Using several imaging methods, researchers note chronic cerebrospinal venous insufficiency, CCSVI, occurs in low rates for patients with multiple sclerosis and non-MS volunteers.
A new study suggests that blood may hold clues to whether post-menopausal women may have an increased risk for brain damage that can lead to memory problems and an increased risk of stroke.
A new study found soldiers returning from Iraq and Afghanistan with mild TBI have measurable abnormalities in white matter when compared to returning veterans who have not experienced TBI. These abnormalities appear to be related to the severity of the injury and are related to cognitive deficits.
A new study has identified the two areas of the brain responsible for our perception of orientation and shape. Research found that the two neighbouring areas, known as human visual field maps, process the different types of visual information independently.
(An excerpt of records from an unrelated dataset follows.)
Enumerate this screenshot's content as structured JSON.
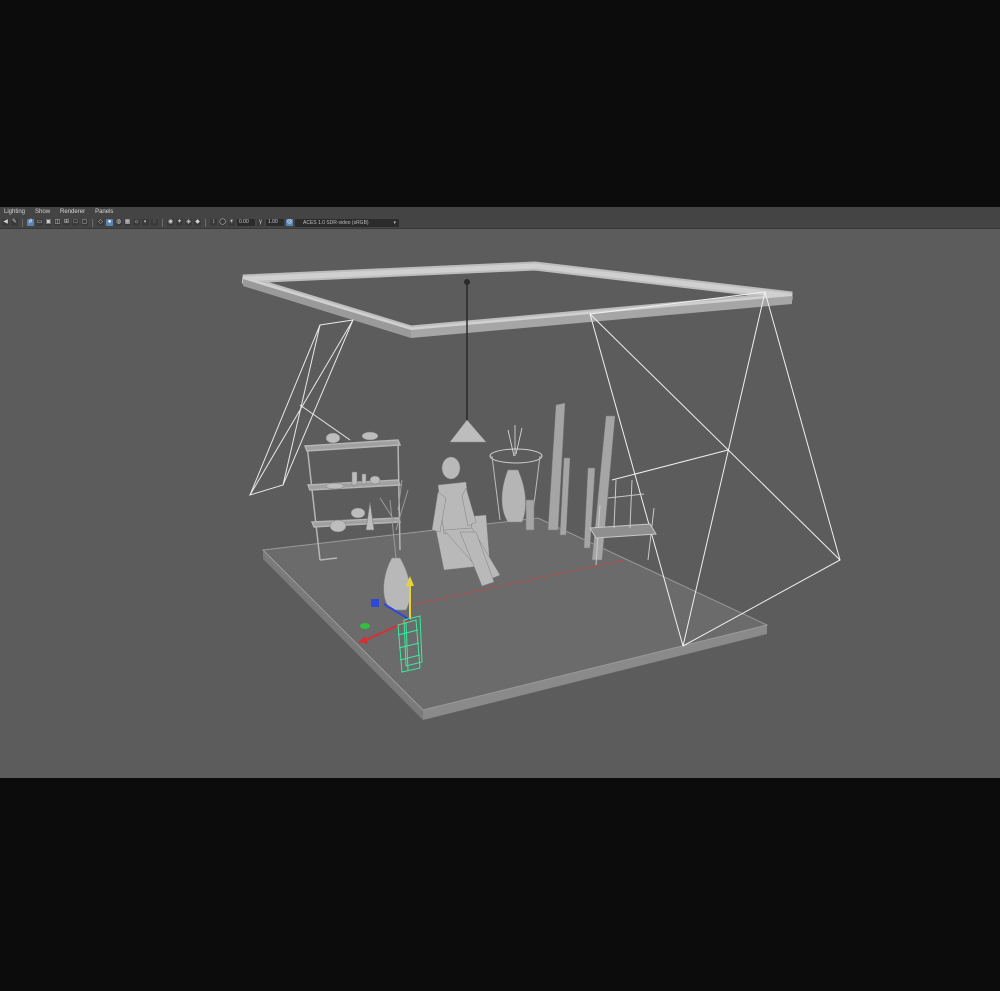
{
  "menu": {
    "items": [
      "Lighting",
      "Show",
      "Renderer",
      "Panels"
    ]
  },
  "toolbar": {
    "field_a": "0.00",
    "field_b": "1.00",
    "color_space": "ACES 1.0 SDR-video (sRGB)"
  },
  "viewport": {
    "camera_label": "persp",
    "background_color": "#5c5c5c",
    "selection_color": "#3ce8a0"
  }
}
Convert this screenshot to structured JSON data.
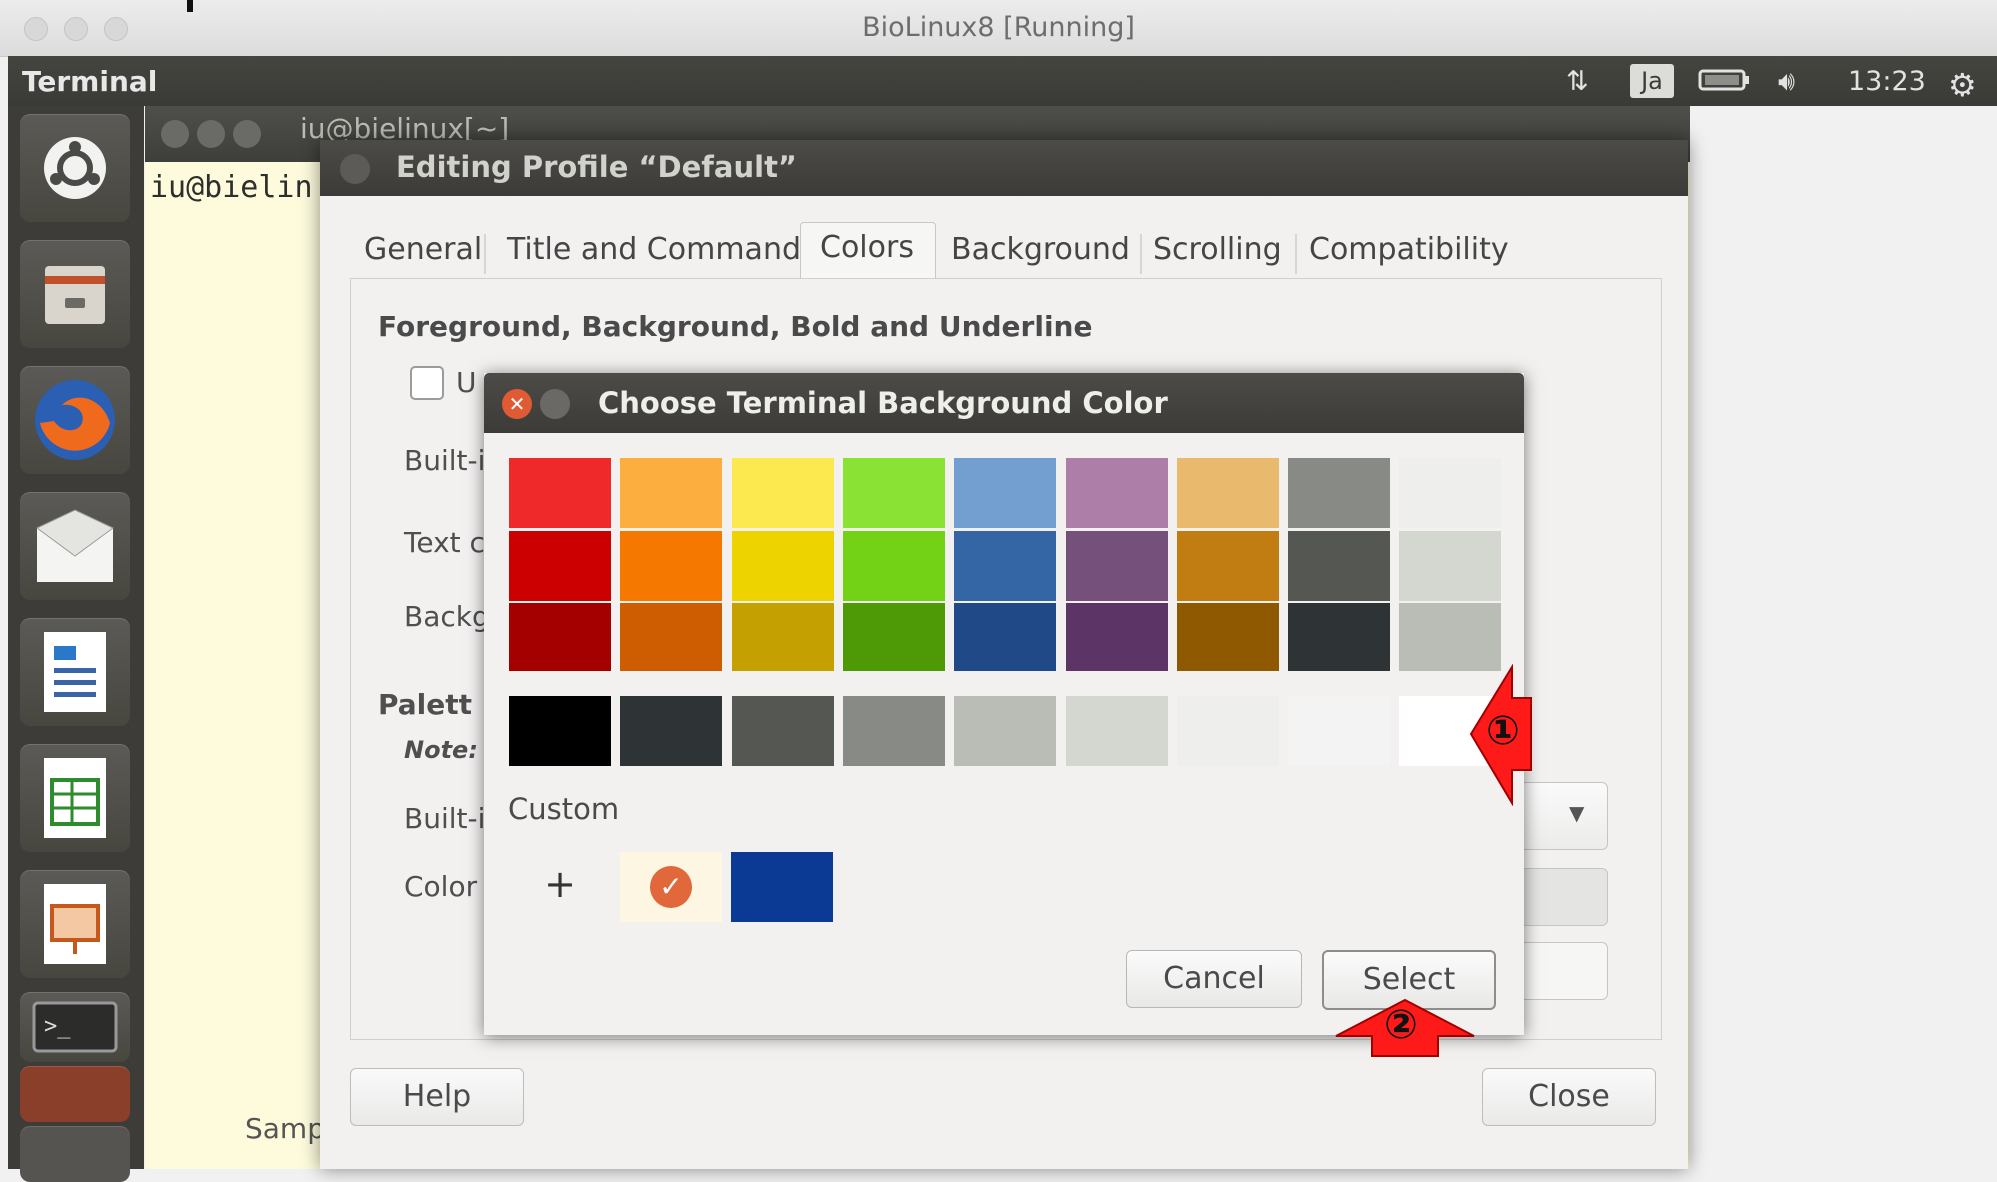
{
  "vm_window": {
    "title": "BioLinux8 [Running]"
  },
  "topbar": {
    "app_name": "Terminal",
    "input_method": "Ja",
    "clock": "13:23"
  },
  "terminal": {
    "title": "iu@bielinux[~]",
    "prompt": "iu@bielin",
    "bottom_text": "Samp"
  },
  "profile_dialog": {
    "title": "Editing Profile “Default”",
    "tabs": [
      "General",
      "Title and Command",
      "Colors",
      "Background",
      "Scrolling",
      "Compatibility"
    ],
    "active_tab": "Colors",
    "section_fg": "Foreground, Background, Bold and Underline",
    "checkbox_label": "U",
    "builtin_label_1": "Built-i",
    "text_label": "Text c",
    "back_label": "Backg",
    "palette_label": "Palett",
    "note_label": "Note: ",
    "builtin_label_2": "Built-i",
    "color_label": "Color",
    "help_button": "Help",
    "close_button": "Close"
  },
  "color_chooser": {
    "title": "Choose Terminal Background Color",
    "custom_label": "Custom",
    "add_custom": "+",
    "cancel_button": "Cancel",
    "select_button": "Select",
    "palette_columns": [
      [
        "#ef2929",
        "#cc0000",
        "#a40000"
      ],
      [
        "#fcaf3e",
        "#f57900",
        "#ce5c00"
      ],
      [
        "#fce94f",
        "#edd400",
        "#c4a000"
      ],
      [
        "#8ae234",
        "#73d216",
        "#4e9a06"
      ],
      [
        "#729fcf",
        "#3465a4",
        "#204a87"
      ],
      [
        "#ad7fa8",
        "#75507b",
        "#5c3566"
      ],
      [
        "#e9b96e",
        "#c17d11",
        "#8f5902"
      ],
      [
        "#888a85",
        "#555753",
        "#2e3436"
      ],
      [
        "#eeeeec",
        "#d3d7cf",
        "#babdb6"
      ]
    ],
    "gray_row": [
      "#000000",
      "#2e3436",
      "#555753",
      "#888a85",
      "#babdb6",
      "#d3d7cf",
      "#eeeeec",
      "#f3f3f3",
      "#ffffff"
    ],
    "custom_colors": [
      "#fdf6e3",
      "#0b3a94"
    ],
    "selected_custom_index": 0
  },
  "annotations": {
    "marker_1": "①",
    "marker_2": "②"
  }
}
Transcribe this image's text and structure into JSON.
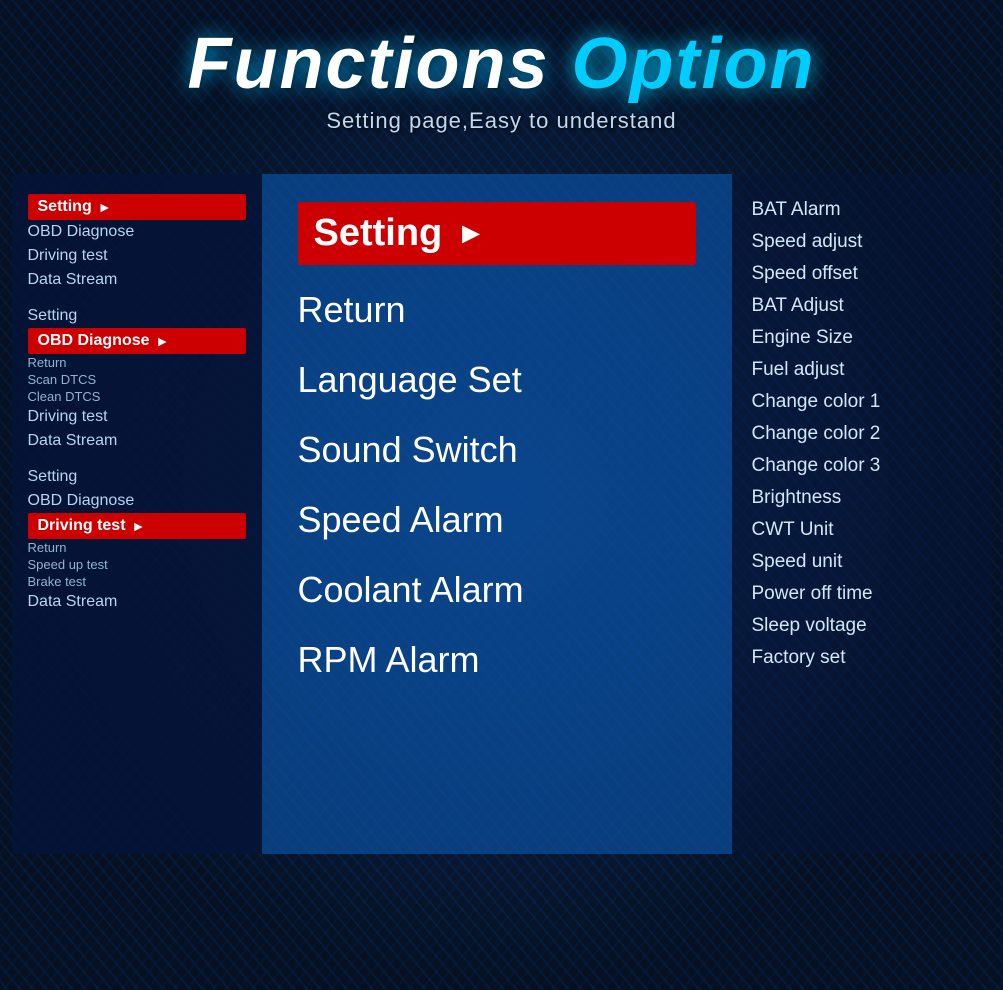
{
  "header": {
    "title_part1": "Functions ",
    "title_part2": "Option",
    "subtitle": "Setting page,Easy to understand"
  },
  "left_panel": {
    "groups": [
      {
        "items": [
          {
            "label": "Setting",
            "active": true,
            "hasArrow": true
          },
          {
            "label": "OBD Diagnose",
            "active": false
          },
          {
            "label": "Driving test",
            "active": false
          },
          {
            "label": "Data Stream",
            "active": false
          }
        ]
      },
      {
        "items": [
          {
            "label": "Setting",
            "active": false
          },
          {
            "label": "OBD Diagnose",
            "active": true,
            "hasArrow": true
          },
          {
            "label": "Return",
            "sub": true
          },
          {
            "label": "Scan DTCS",
            "sub": true
          },
          {
            "label": "Clean DTCS",
            "sub": true
          },
          {
            "label": "Driving test",
            "active": false
          },
          {
            "label": "Data Stream",
            "active": false
          }
        ]
      },
      {
        "items": [
          {
            "label": "Setting",
            "active": false
          },
          {
            "label": "OBD Diagnose",
            "active": false
          },
          {
            "label": "Driving test",
            "active": true,
            "hasArrow": true
          },
          {
            "label": "Return",
            "sub": true
          },
          {
            "label": "Speed up test",
            "sub": true
          },
          {
            "label": "Brake test",
            "sub": true
          },
          {
            "label": "Data Stream",
            "active": false
          }
        ]
      }
    ]
  },
  "middle_panel": {
    "items": [
      {
        "label": "Setting",
        "active": true,
        "hasArrow": true
      },
      {
        "label": "Return"
      },
      {
        "label": "Language Set"
      },
      {
        "label": "Sound Switch"
      },
      {
        "label": "Speed Alarm"
      },
      {
        "label": "Coolant Alarm"
      },
      {
        "label": "RPM Alarm"
      }
    ]
  },
  "right_panel": {
    "items": [
      {
        "label": "BAT Alarm"
      },
      {
        "label": "Speed adjust"
      },
      {
        "label": "Speed offset"
      },
      {
        "label": "BAT Adjust"
      },
      {
        "label": "Engine Size"
      },
      {
        "label": "Fuel adjust"
      },
      {
        "label": "Change color 1"
      },
      {
        "label": "Change color 2"
      },
      {
        "label": "Change color 3"
      },
      {
        "label": "Brightness"
      },
      {
        "label": "CWT Unit"
      },
      {
        "label": "Speed unit"
      },
      {
        "label": "Power off time"
      },
      {
        "label": "Sleep voltage"
      },
      {
        "label": "Factory set"
      }
    ]
  }
}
Scientists report researchers are now on the threshold of human application of stem cell therapies for a class of neurological diseases known as myelin disorders – a long list of diseases that include conditions such as multiple sclerosis, white matter stroke, cerebral palsy, certain dementias, and rare but fatal childhood disorders called pediatric leukodystrophies.
Using several neuroimaging methods, a team of researchers working at the University of Western Ontario have now uncovered that functional changes within a key brain network occur directly after a 30-minute session of noninvasive, neural-based training.
A European team of scientists have built the first atlas of white-matter microstructure in the human brain.
An inexpensive, five-minute eye scan can accurately assess the amount of brain damage in people with the debilitating autoimmune disorder multiple sclerosis (MS), and offer clues about how quickly the disease is progressing.